Environment California

GLENDALE, Calif.– The Glendale City Council paused plans on Tuesday for a new gas-fired power plant project. In doing so, the lawmakers reversed a two-week-old decision following an outpouring of public support for greener power options for the city. The city council deferred the decision on purchasing the gas equipment until the end of 2022 so that clean energy and other alternatives can be explored. Unfortunately, council members began discussing other bad options like burning hydrogen, which releases even more pollution than burning gas. 

Glendale Environmental Coalition Steering Committee Member Kate Unger issued the following statement:

“Thanks to this vote, we have a chance to stop this gas plant, but our fight is far from over. We call on our city leaders to make sure Glendale Water and Power aggressively pursues clean and distributed energy so that at the end of the year we can leave this fossil fuel project behind us once and for all. We are looking to our city council taking bold steps toward the clean energy transition that we all must embrace so we can leave a livable home for future generations.”

Glendale Environmental Coalition Steering Committee Member Elise Kalfayan issued the following statement:

 “People who’ve been homeowners for decades, parents of young children, college students and a representative on behalf of the Armenian National Committee of America Glendale Chapter all spoke out for clean energy in Glendale and I’m gratified that the city council listened. Hearing from those people and so many other constituents via hundreds of emails in the days preceding their course correction, the Glendale City Council was confronted with political reality: Fossil fuel generation is tremendously unpopular and Glendale must forge a new path for sustainable energy.” 

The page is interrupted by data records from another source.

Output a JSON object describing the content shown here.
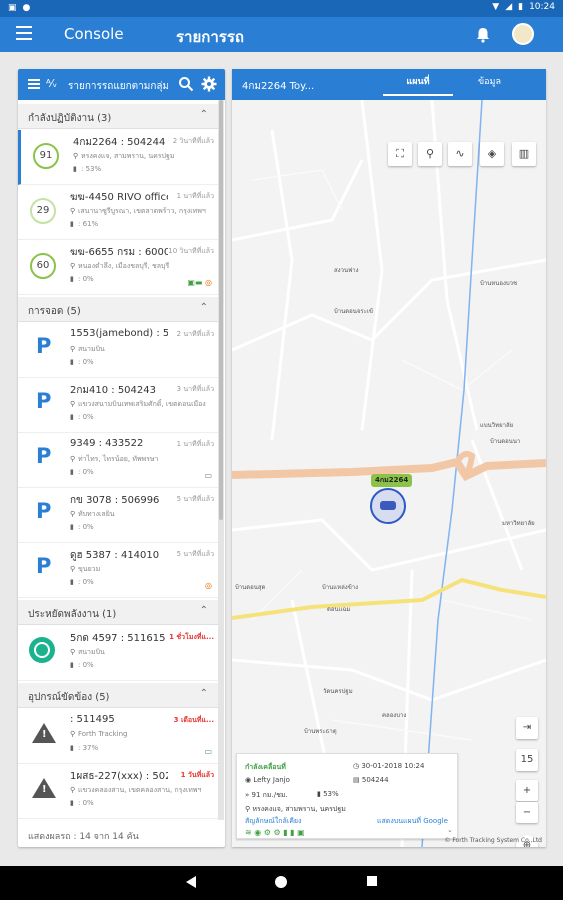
{
  "status_bar": {
    "time": "10:24"
  },
  "app_bar": {
    "console_label": "Console",
    "title": "รายการรถ"
  },
  "list_panel": {
    "title": "รายการรถแยกตามกลุ่ม",
    "groups": [
      {
        "label": "กำลังปฏิบัติงาน (3)",
        "items": [
          {
            "badge": "91",
            "name": "4กม2264 : 504244",
            "time": "2 วินาทีที่แล้ว",
            "location": "หรงคงแจ, สามพราน, นครปฐม",
            "fuel": ": 53%"
          },
          {
            "badge": "29",
            "name": "ฆฆ-4450 RIVO office ...",
            "time": "1 นาทีที่แล้ว",
            "location": "เสนานาซูรีบูรณา, เขตลาดพร้าว, กรุงเทพฯ",
            "fuel": ": 61%"
          },
          {
            "badge": "60",
            "name": "ฆฆ-6655 กรม : 6000...",
            "time": "10 วินาทีที่แล้ว",
            "location": "หนองตำลึง, เมืองชลบุรี, ชลบุรี",
            "fuel": ": 0%"
          }
        ]
      },
      {
        "label": "การจอด (5)",
        "items": [
          {
            "name": "1553(jamebond) : 513...",
            "time": "2 นาทีที่แล้ว",
            "location": "สนามบิน",
            "fuel": ": 0%"
          },
          {
            "name": "2กม410 : 504243",
            "time": "3 นาทีที่แล้ว",
            "location": "แขวงสนามบินเทพเสริมศักดิ์, เขตดอนเมือง",
            "fuel": ": 0%"
          },
          {
            "name": "9349 : 433522",
            "time": "1 นาทีที่แล้ว",
            "location": "ท่าไทร, ไทรน้อย, ทัพพรษา",
            "fuel": ": 0%"
          },
          {
            "name": "กข 3078 : 506996",
            "time": "5 นาทีที่แล้ว",
            "location": "ทับทางเลยิน",
            "fuel": ": 0%"
          },
          {
            "name": "ดูฮ 5387 : 414010",
            "time": "5 นาทีที่แล้ว",
            "location": "ขุนยวม",
            "fuel": ": 0%"
          }
        ]
      },
      {
        "label": "ประหยัดพลังงาน (1)",
        "items": [
          {
            "name": "5กด 4597 : 511615",
            "time": "1 ชั่วโมงที่แ...",
            "location": "สนามบิน",
            "fuel": ": 0%"
          }
        ]
      },
      {
        "label": "อุปกรณ์ขัดข้อง (5)",
        "items": [
          {
            "name": ": 511495",
            "time": "3 เดือนที่แ...",
            "location": "Forth Tracking",
            "fuel": ": 37%"
          },
          {
            "name": "1ผสธ-227(xxx) : 5029...",
            "time": "1 วันที่แล้ว",
            "location": "แขวงคลองสาน, เขตคลองสาน, กรุงเทพฯ",
            "fuel": ": 0%"
          }
        ]
      }
    ],
    "footer": "แสดงผลรถ : 14 จาก 14 คัน"
  },
  "map_panel": {
    "vehicle_title": "4กม2264 Toy...",
    "tabs": [
      "แผนที่",
      "ข้อมูล"
    ],
    "car_label": "4กม2264",
    "zoom_level": "15",
    "place_labels": [
      "สงวนฟาง",
      "บ้านดอนจระเข้",
      "บ้านหนองบวช",
      "บ้านดอนนา",
      "บ้านดอนสุด",
      "บ้านแหล่งข้าง",
      "ดอนแฉม",
      "มหาวิทยาลัย",
      "บ้านพระธาตุ",
      "คลองบาง",
      "วัดนครปฐม",
      "แบนวิทยาลัย"
    ],
    "info": {
      "status": "กำลังเคลื่อนที่",
      "datetime": "30-01-2018 10:24",
      "driver": "Lefty Janjo",
      "device": "504244",
      "speed": "91 กม./ชม.",
      "fuel": "53%",
      "address": "หรงคงแจ, สามพราน, นครปฐม",
      "nearby_link": "สัญลักษณ์ใกล้เคียง",
      "google_link": "แสดงบนแผนที่ Google"
    },
    "copyright": "© Forth Tracking System Co.,Ltd"
  },
  "colors": {
    "primary": "#2a7fd4",
    "status_bar": "#1a67b8",
    "moving": "#8bc34a",
    "alert": "#e53935"
  }
}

Statement from Morgan Goodwin, Senior Director of the Sierra Club Angeles Chapter: 

“Glendale City Council should have directed staff to come up with a non-combustion option at Glendale, instead of getting caught up in misinformation about hydrogen gas and inflated assumptions about energy demand in Glendale. Burning gas damages the climate, and burning hydrogen damages our health. We need real clean energy solutions in Glendale that eliminate air pollution and provide families with affordable and reliable power.”

Statement from Laura Deehan, State Director of Environment California:

“Glendale community members have spoken out overwhelmingly to support clean, renewable energy options over dirty polluting power sources. Now the city must get to work to find clean alternatives to installing new gas fired power equipment in town. The last thing California cities should be doing is building any more fossil fuel power infrastructure given the enormous sunshine and wind potential as well as the technology innovations of our residents” 


The Glendale Environmental Coalition is a grassroots group dedicated to ensuring a healthy and sustainable environment for all. GEC formed in 2017 to fight the Grayson Repowering Project’s first incarnation, and has been advocating for more clean energy in Glendale Water and Power’s plan since then, as well as for climate and environmental sustainability throughout Glendale government policies and operations.

The Sierra Club is America’s largest and most influential grassroots environmental organization, with millions of members and supporters. In addition to protecting every person’s right to get outdoors and access the healing power of nature, the Sierra Club works to promote clean energy, safeguard the health of our communities, protect wildlife, and preserve our remaining wild places through grassroots activism, public education, lobbying, and legal action. For more information, visit

Environment California works for clean air, clean water, clean energy, wildlife and open spaces, and a livable climate. Our members across the state put grassroots support behind our research and advocacy.